"""

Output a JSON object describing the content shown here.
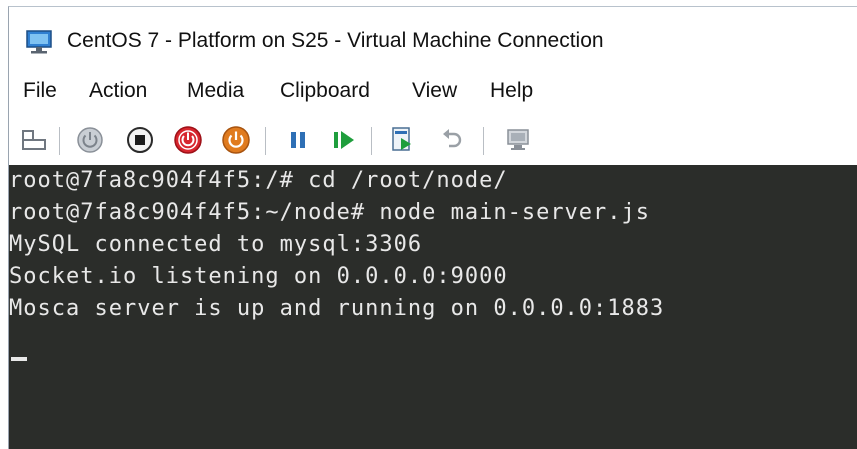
{
  "window": {
    "title": "CentOS 7 - Platform on S25 - Virtual Machine Connection"
  },
  "menu": {
    "items": [
      "File",
      "Action",
      "Media",
      "Clipboard",
      "View",
      "Help"
    ]
  },
  "toolbar": {
    "icons": [
      "ctrl-alt-del-icon",
      "start-icon",
      "turn-off-icon",
      "shut-down-icon",
      "power-icon",
      "pause-icon",
      "resume-icon",
      "checkpoint-icon",
      "revert-icon",
      "enhanced-session-icon"
    ],
    "colors": {
      "stop_red": "#d7262e",
      "power_orange": "#e07b1f",
      "play_blue": "#2e6fb5",
      "play_green": "#1f9e3d"
    }
  },
  "terminal": {
    "lines": [
      "root@7fa8c904f4f5:/# cd /root/node/",
      "root@7fa8c904f4f5:~/node# node main-server.js",
      "MySQL connected to mysql:3306",
      "Socket.io listening on 0.0.0.0:9000",
      "Mosca server is up and running on 0.0.0.0:1883"
    ],
    "background": "#2b2d2a",
    "foreground": "#e8e8e8"
  }
}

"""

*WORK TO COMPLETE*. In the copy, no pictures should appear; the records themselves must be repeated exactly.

*EXERCISE RESULT*.
Output a JSON object describing the content shown here.
{
  "window": {
    "title": "CentOS 7 - Platform on S25 - Virtual Machine Connection"
  },
  "menu": {
    "items": [
      "File",
      "Action",
      "Media",
      "Clipboard",
      "View",
      "Help"
    ]
  },
  "toolbar": {
    "icons": [
      "ctrl-alt-del-icon",
      "start-icon",
      "turn-off-icon",
      "shut-down-icon",
      "power-icon",
      "pause-icon",
      "resume-icon",
      "checkpoint-icon",
      "revert-icon",
      "enhanced-session-icon"
    ],
    "colors": {
      "stop_red": "#d7262e",
      "power_orange": "#e07b1f",
      "play_blue": "#2e6fb5",
      "play_green": "#1f9e3d"
    }
  },
  "terminal": {
    "lines": [
      "root@7fa8c904f4f5:/# cd /root/node/",
      "root@7fa8c904f4f5:~/node# node main-server.js",
      "MySQL connected to mysql:3306",
      "Socket.io listening on 0.0.0.0:9000",
      "Mosca server is up and running on 0.0.0.0:1883"
    ],
    "background": "#2b2d2a",
    "foreground": "#e8e8e8"
  }
}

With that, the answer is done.